The High Cost of Cheap Stuff
We live in a country - and at a time - when there is an overabundance of cheap stuff. Everyone’s a savvy shopper hunting for the best deal. More and more frequently, that seems to mean purchasing things online. With prices this cheap, who could resist? Not to mention the convenience! But what if people really knew the hidden costs of those deals? What if they knew how they were contributing to poor working conditions and disturbingly low wages? What if they knew the human cost to our fellow citizens?
I spent two and a half months working in a warehouse that supplied Amazon with used books. They were the most exasperating, demoralizing and wretched 11 weeks of my life. I was hired as a data entry clerk, meaning it was my job to input a minimum of 1600 books in my eight hour shift – that’s 15-20 seconds per book – while making sure that I had accurately recorded the condition of each book and determined whether it was really sellable or needed to be tossed.
We worked in a large empty, drafty warehouse in the dead of a freezing winter with no heat to speak of. I routinely wore 4 layers of clothes and two sets of gloves but was still shivering cold. There was no running water, though after the first couple of weeks they did finally bring in porta potties for us to use.
Being one minute late during your first week was cause for automatic termination. Not meeting a 1000 book quota by the end of your first week was cause for termination. If you met the quota you would be given a higher quota and again failing to meet it was cause for termination. Being late more than twice after your first week was cause for termination. It boiled down to a simple belief, everyone is expendable. There was no qualifications needed to get hired – seriously none, I worked with convicted felons and openly racist neo-nazis who harassed coworkers just to name a few - so there was always a waiting list of folks willing to fill your disposable spot.

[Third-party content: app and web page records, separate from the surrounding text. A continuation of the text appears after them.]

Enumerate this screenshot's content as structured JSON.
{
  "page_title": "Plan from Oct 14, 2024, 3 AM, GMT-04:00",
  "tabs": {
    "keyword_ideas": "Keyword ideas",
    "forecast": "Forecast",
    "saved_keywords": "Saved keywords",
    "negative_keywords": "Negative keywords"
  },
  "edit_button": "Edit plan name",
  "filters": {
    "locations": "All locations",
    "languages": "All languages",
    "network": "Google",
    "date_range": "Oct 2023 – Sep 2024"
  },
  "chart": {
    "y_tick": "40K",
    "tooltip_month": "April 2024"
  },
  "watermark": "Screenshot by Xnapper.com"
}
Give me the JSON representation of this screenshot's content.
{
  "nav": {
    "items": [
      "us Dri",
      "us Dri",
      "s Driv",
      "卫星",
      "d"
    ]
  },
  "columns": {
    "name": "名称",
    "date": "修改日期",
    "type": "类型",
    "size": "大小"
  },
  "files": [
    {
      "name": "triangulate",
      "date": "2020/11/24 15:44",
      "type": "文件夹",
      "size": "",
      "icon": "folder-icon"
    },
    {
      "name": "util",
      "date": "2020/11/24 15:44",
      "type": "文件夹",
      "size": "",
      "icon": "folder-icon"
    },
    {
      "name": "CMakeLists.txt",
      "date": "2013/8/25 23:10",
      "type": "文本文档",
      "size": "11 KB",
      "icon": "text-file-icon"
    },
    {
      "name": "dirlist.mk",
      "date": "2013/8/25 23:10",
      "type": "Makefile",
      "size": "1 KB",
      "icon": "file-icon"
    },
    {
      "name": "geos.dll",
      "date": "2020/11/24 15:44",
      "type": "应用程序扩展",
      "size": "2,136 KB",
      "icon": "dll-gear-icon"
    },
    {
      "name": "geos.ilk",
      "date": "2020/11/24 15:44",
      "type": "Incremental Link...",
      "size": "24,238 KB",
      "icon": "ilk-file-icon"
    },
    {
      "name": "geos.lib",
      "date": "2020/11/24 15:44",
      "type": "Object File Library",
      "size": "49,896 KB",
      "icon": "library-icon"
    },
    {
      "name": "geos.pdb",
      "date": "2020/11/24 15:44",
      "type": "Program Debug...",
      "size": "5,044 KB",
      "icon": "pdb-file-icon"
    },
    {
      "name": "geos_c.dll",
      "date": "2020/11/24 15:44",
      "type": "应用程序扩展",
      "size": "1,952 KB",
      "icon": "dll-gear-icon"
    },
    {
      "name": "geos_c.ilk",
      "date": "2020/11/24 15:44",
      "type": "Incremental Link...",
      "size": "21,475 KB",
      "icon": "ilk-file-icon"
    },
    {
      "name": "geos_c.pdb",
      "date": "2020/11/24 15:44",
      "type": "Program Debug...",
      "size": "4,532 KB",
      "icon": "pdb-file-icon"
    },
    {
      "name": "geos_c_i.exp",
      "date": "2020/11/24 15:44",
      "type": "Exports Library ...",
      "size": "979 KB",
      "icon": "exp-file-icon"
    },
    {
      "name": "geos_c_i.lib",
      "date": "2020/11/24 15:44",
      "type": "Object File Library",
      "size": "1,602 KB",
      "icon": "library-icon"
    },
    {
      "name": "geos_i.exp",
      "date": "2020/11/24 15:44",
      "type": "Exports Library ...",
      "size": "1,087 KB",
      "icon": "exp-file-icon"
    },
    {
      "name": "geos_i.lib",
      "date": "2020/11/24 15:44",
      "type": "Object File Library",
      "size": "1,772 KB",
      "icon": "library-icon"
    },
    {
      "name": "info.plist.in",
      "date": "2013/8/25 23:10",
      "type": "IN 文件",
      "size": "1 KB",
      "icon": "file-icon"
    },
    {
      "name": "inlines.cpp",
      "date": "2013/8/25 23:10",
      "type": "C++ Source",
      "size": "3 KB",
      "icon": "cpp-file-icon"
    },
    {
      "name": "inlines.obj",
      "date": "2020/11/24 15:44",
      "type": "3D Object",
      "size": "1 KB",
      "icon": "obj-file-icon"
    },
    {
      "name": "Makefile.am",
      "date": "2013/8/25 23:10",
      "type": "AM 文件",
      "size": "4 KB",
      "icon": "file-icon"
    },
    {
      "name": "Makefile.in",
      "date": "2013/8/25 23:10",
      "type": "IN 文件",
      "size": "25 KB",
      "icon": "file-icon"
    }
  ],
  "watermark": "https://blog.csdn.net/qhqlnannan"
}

Everyone was paid minimum wage and if you got fast enough, you got a measly pay increase but get more than 2 or 3 of these and you would be out of a job. Forget benefits, they would never be offered. Complaints, suggestions, or questions would get you terminated. Snow storms and icy roads were no excuse for leaving work early or not being able to make it in on time. Your safety didn’t matter. Get injured on the job and need to see a doctor? If you missed work to go to the doctor, you’d get a warning (a couple of those and you’re terminated). And with no insurance you would invariably have to miss work to get seen at the free clinic.
I thought it was just the company I worked for that behaved like this. Then I read the expose, “I Was a Warehouse Wage Slave“. Then I started talking to others who worked for the online consumer machine. The story was the same again and again. The details were different but always it was a demoralizing, dead end, and low wage job. A job that worked you so hard that you were too exhausted to look for another job and where it was too risky to take time off for an interview that wasn’t a guaranteed job.
I’ve been told I should have quit and looked for another job, but after months of job hunting it was the first place to offer me a job. For everything else, my bachelor’s degree made me overqualified or not qualified enough – because someone else had just that much more experience or a master’s degree. I never thought I would tolerate such working conditions but when your choice comes down to a roof, food, or medicine you’ll do anything to keep some money coming in. Even though that measly amount still qualifies you for welfare.
That’s the other part, these hard workers in low wage jobs usually qualify for some sort of government assistance. And frankly, they need it to survive. So that cheap price at the register? How much are you really saving when your taxes are now being used to subsidize that company’s low wages, in the form of (needed) government assistance to the worker?
As one friend put it when I told her what it had been like, “I’m beginning to open my eyes, there’s a third world country within our own country where people are worked to death and can’t afford to live.” That’s just it, there is a third world within our own country and every dollar you spend can either feed that machine or put an end to it. When you spend money on a company that exploits your fellow citizens (or any human being), your complicit in that exploitation. It’s time for Americans to wake up, to vote with their dollar, to stand up for the fair treatment of their fellow human beings, to stop chasing after cheap stuff you don’t need, and most importantly to understand the high cost of that cheap stuff.
- Low-Wage Workers Hit Hardest by Workplace Injuries, Illnesses (talkingunion.wordpress.com)
- 10 Facts Retailers Don’t Want You to Know About Online Shopping (talkingunion.wordpress.com)
- How Online Giant Amazon Prevents Workers From Receiving Unemployment Insurance (thinkprogress.org)